**Brief:**
Among the entries, find each line that includes the string "datetime" and list it.

**Entries from a dataset of interfaces:**
>>

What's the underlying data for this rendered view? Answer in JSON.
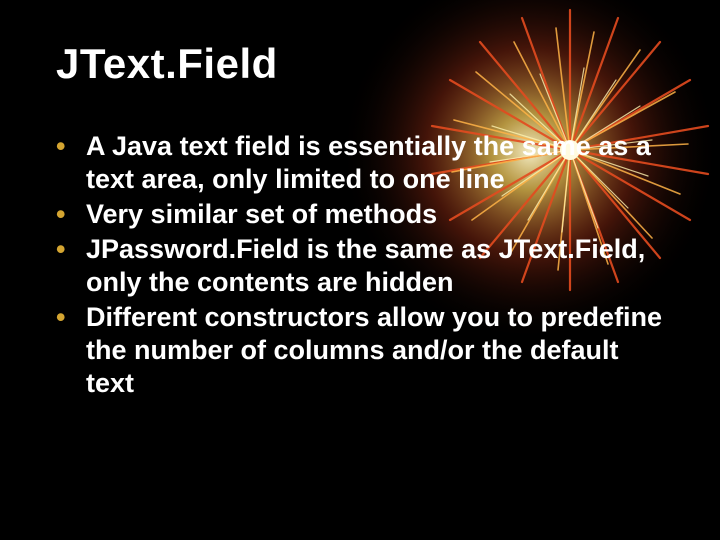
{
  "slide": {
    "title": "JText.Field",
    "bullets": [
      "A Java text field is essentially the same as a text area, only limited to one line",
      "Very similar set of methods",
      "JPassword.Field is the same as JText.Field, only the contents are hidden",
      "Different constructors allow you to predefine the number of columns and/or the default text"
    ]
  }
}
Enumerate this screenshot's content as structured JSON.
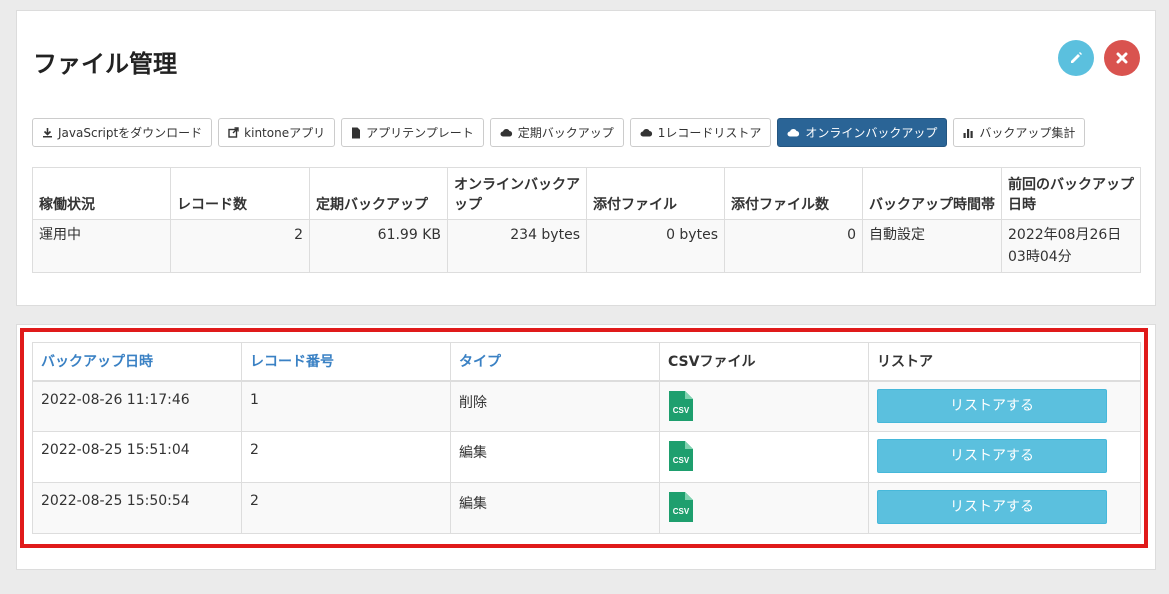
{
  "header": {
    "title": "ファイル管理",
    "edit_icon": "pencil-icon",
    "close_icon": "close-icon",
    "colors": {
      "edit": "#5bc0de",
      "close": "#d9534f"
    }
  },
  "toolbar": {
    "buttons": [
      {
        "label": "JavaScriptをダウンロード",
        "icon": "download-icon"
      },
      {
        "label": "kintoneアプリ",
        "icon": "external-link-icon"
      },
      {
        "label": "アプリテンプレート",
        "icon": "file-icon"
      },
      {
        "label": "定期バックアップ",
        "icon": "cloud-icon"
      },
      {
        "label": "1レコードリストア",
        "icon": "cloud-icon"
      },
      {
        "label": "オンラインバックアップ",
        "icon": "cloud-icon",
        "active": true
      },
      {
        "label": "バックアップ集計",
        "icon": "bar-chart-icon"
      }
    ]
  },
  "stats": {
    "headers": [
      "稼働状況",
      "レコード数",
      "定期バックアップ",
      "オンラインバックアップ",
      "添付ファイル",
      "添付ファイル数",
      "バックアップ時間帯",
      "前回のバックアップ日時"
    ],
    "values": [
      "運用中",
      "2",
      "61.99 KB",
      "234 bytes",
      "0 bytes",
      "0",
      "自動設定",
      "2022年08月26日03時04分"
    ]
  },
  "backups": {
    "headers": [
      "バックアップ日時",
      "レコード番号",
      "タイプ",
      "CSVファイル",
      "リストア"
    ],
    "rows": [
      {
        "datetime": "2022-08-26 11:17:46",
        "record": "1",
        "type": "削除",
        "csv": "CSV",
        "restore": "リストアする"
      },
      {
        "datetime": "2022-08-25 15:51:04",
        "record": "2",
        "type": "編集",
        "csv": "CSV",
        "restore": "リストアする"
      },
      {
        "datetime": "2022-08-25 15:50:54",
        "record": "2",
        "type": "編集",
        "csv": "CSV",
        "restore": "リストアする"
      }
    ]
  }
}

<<

**Exercise answer:**
        "datetime": "2022-08-26 11:17:46",
        "datetime": "2022-08-25 15:51:04",
        "datetime": "2022-08-25 15:50:54",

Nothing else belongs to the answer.